Colorado awards $27M in grants to grow workforce-development programs

A construction crew works in downtown Denver in March.

State officials awarded $27 million to 46 organizations Thursday in the first phase of grants through the Opportunity Now Colorado program that is designed to enhance workforce-development pipelines at a time of significant labor shortage across industries.

Many of the grants focused on new programs to train teachers and health-care professionals, two sectors hit hard by pandemic defections that have yet to recover needed personnel. But several also went to organizations working with educational institutions to generate more employees in skilled trades like construction, and some recipient programs are aimed at producing the next generation of information-technology workers.

The second-largest grant, for example, went to Western States College of Construction — a joint effort between the Rocky Mountain Mechanical Contractors Association, labor groups and construction firms to train students at eight centers statewide for industry careers. Having just graduated its first class of students, it received a $3.36 million Opportunity Now grant that will allow it to scale up by increasing recruitment activities through school districts and community organizations, hiring more instructors and re-establishing a pre-apprenticeship program to help K-12 students learn more about the trades.

“The Opportunity Now Colorado grant process truly demonstrated that Coloradans are committed to working together to provide innovative new professional development opportunities and connect Coloradans to high-quality jobs,” said Barbary Myrick, President of B&M Construction of Colorado Springs and a selection committee member, in a news release. “The opportunity to support their work will accelerate the impact of these programs and make a difference in communities across the state.”

Origins of Opportunity Now Colorado
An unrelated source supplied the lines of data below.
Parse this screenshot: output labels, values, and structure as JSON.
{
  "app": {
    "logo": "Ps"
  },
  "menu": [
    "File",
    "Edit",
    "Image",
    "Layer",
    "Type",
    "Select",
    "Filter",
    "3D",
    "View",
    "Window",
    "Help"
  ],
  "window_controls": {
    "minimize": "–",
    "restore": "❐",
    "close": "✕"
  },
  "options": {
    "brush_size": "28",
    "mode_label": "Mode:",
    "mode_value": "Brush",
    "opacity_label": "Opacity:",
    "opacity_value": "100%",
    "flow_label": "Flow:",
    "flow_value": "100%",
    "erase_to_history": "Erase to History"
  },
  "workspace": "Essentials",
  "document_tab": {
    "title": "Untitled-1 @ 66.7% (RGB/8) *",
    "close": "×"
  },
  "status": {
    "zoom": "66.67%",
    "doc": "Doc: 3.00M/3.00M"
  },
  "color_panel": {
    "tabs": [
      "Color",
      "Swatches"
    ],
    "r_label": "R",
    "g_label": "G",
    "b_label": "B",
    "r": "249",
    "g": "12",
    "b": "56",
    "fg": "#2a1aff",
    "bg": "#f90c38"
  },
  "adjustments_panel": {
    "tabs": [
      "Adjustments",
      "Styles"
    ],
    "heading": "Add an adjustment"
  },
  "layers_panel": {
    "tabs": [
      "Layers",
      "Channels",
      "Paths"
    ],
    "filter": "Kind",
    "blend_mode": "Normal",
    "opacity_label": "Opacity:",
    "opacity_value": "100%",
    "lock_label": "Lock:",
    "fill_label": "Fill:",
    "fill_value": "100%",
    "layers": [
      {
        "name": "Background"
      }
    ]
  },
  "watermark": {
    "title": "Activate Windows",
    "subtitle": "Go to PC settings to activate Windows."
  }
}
Colorado companies have struggled for many years to find the workforce needed to expand and grow jobs, but the labor shortage has become particularly acute since the start of the coronavirus pandemic. State employers continue to have roughly two openings for every unemployed Coloradan, and many say the limited number of applicants they get don’t have the specific skills needed for today’s jobs.

The Opportunity Now program, the centerpiece of a three-bill workforce-development package in the 2022 legislative session, was designed to aid organizations that work in collaboration to create new recruitment and training pathways to benefit wide swaths of state residents.

Legislators continued workforce-development efforts this year by passing bills, supported by business groups, that offer free training for jobs in the most labor-challenged industries and by creating $1,500 scholarships available to members of the 2023-24 high-school graduating class.

Gov. Jared Polis speaks at a news conference in March about two workforce-development bills he supported this legislative session.

While many of the 425 Opportunity Now grant applications submitted by some 1,000 education and industry partners focused on training for one or two industries, some proposed broader workforce-development centers designed to meet a range of needs for local companies.

Examples of grant recipients

Western States College was one of five recipients of “scale” grants — regional partnerships seeking to upskill a significant number of workers for better-paying jobs. Other recipients included an expansion of the BuildStrong Academy of Colorado program to provide affordable construction training to workers in underserved communities and a new St. Vrain Valley Schools program to implement comprehensive career pathways in education, advanced manufacturing and information technology.

Nine smaller seed grants went to programs involving industry and education partners that will focus initially on certain school districts or geographic areas but that could grow if proven to be successful. These included a La Plata County program to provide adult learners with professional certificates driven by industry needs, a program to train formerly incarcerated adults in the Denver area for construction careers and several initiatives to attract and train rural residents for health-care jobs.

Lastly, officials awarded 32 planning grants of about $50,000 each to local partnerships seeking to craft new workforce-development programs, particularly via consortiums involving business and school-district leaders. Though many represent early-stage efforts, some are more specific, such as an initiative from Veritas Fine Homes and Pueblo Community College Southwest to design a manufacturing facility that will train high-school students and 18- to 24-year-old workers to build manufactured homes that will be sold to local public-sector industries.

More Opportunity Now grants to become available

The Colorado Office of Economic Development and International Trade will offer two additional application periods for about $58 million in grant money that remains in the program, including one set to open later this summer. More information will be made available at in the coming weeks, according to a news release.

“Innovative partnerships between educational institutions and employers have proven that modern apprenticeship and on-the-job training programs create solid career pathways,” added OEDIT Executive Director Eve Lieberman in the release. “These Opportunity Now Colorado grant recipients will foster more of these opportunities at the regional level and contribute to a strong economy that works for everyone.”